* What to do: Search the listing for the word "Totale". Copy every line where it is found.

* Supplied data:
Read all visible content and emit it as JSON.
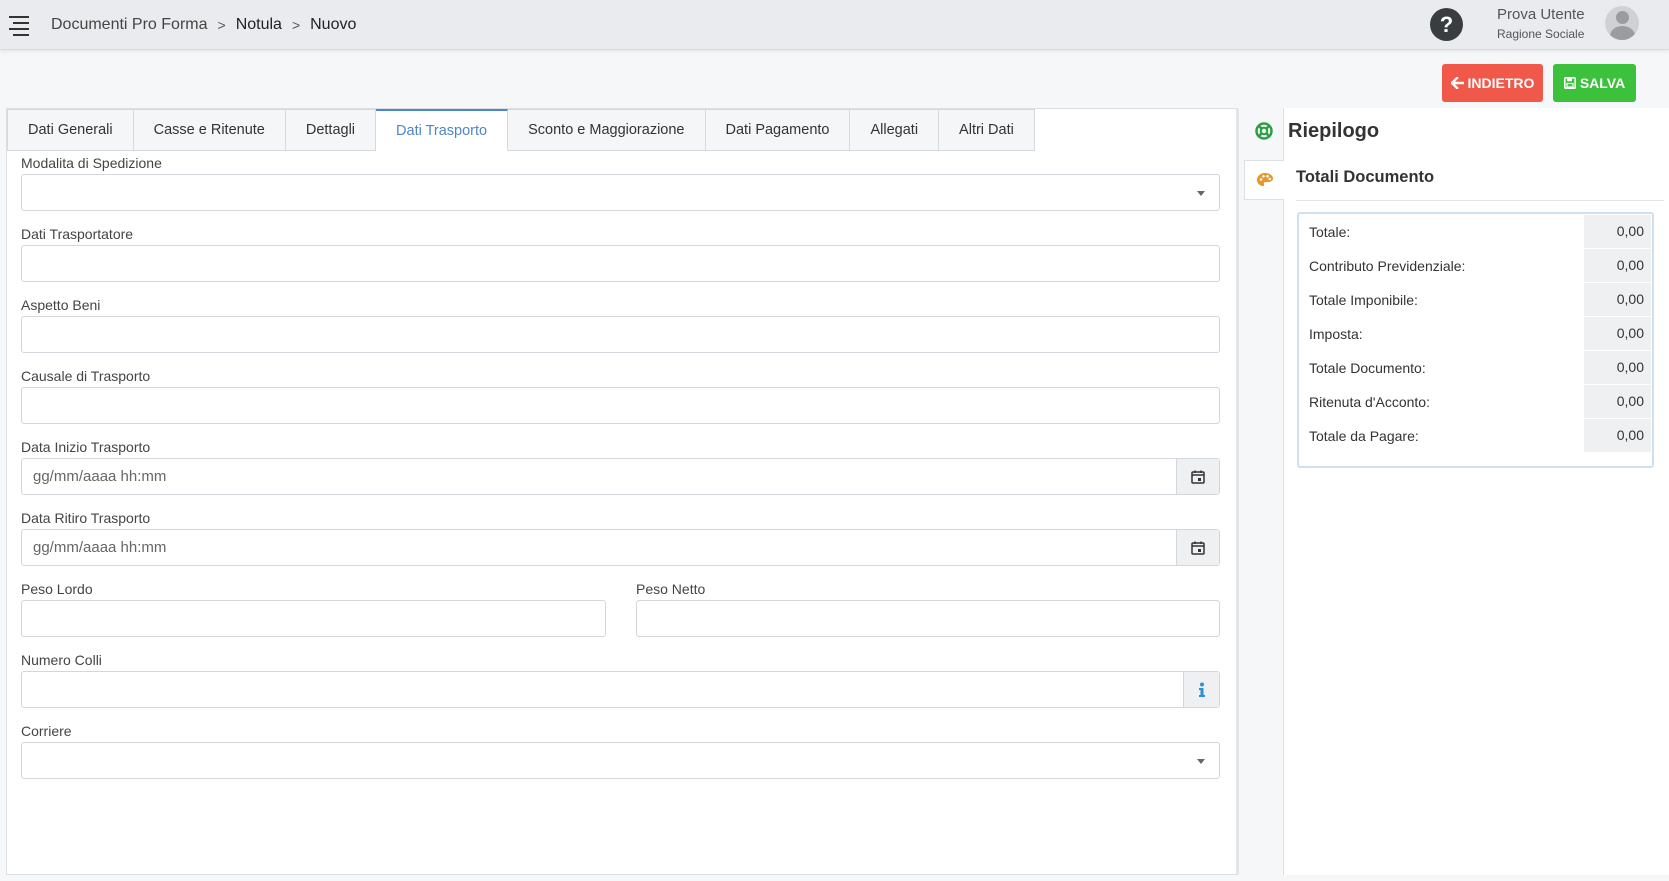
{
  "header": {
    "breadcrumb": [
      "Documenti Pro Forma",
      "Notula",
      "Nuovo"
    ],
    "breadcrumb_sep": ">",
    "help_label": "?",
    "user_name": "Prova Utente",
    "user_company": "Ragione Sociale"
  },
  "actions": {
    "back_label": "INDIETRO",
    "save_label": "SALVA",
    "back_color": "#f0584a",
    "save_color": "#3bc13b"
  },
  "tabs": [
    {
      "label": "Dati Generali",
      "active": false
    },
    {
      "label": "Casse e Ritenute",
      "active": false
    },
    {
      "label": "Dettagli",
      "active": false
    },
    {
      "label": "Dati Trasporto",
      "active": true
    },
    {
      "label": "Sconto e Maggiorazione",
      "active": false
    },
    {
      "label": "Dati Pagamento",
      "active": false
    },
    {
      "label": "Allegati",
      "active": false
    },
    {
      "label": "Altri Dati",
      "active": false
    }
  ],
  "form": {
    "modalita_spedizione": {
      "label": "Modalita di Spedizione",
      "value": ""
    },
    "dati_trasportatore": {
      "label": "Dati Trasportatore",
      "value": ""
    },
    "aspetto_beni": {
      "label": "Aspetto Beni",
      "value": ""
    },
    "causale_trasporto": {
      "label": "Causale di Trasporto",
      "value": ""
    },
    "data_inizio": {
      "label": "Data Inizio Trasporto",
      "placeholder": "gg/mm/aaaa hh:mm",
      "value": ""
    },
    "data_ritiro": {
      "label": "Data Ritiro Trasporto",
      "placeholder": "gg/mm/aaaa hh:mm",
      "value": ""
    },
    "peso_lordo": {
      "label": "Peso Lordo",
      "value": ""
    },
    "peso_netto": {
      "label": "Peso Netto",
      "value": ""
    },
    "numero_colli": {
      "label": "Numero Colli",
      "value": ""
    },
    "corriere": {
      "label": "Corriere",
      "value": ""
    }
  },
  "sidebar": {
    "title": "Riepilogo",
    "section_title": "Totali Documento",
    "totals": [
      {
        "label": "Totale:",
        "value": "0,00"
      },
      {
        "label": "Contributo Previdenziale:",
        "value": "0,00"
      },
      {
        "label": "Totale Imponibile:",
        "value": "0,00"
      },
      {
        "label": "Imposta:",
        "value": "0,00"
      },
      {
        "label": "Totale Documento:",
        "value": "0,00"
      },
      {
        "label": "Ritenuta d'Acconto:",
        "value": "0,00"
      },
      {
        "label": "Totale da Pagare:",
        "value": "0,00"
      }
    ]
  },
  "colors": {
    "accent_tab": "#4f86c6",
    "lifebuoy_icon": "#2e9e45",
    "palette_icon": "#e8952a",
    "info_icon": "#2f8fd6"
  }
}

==

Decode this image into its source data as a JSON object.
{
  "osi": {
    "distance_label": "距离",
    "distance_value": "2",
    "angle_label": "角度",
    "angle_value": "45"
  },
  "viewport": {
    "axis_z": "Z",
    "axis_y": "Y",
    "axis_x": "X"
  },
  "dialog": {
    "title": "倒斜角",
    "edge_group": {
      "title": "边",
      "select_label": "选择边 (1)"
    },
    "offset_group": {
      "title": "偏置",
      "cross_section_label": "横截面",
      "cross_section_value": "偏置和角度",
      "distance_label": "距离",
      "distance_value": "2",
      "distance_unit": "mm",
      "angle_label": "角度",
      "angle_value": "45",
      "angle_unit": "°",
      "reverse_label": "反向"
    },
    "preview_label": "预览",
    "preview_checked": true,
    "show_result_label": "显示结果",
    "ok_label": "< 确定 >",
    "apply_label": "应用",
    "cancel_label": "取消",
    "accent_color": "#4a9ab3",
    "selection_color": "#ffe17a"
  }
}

* Your response:
        "label": "Totale:",
        "label": "Totale Imponibile:",
        "label": "Totale Documento:",
        "label": "Totale da Pagare:",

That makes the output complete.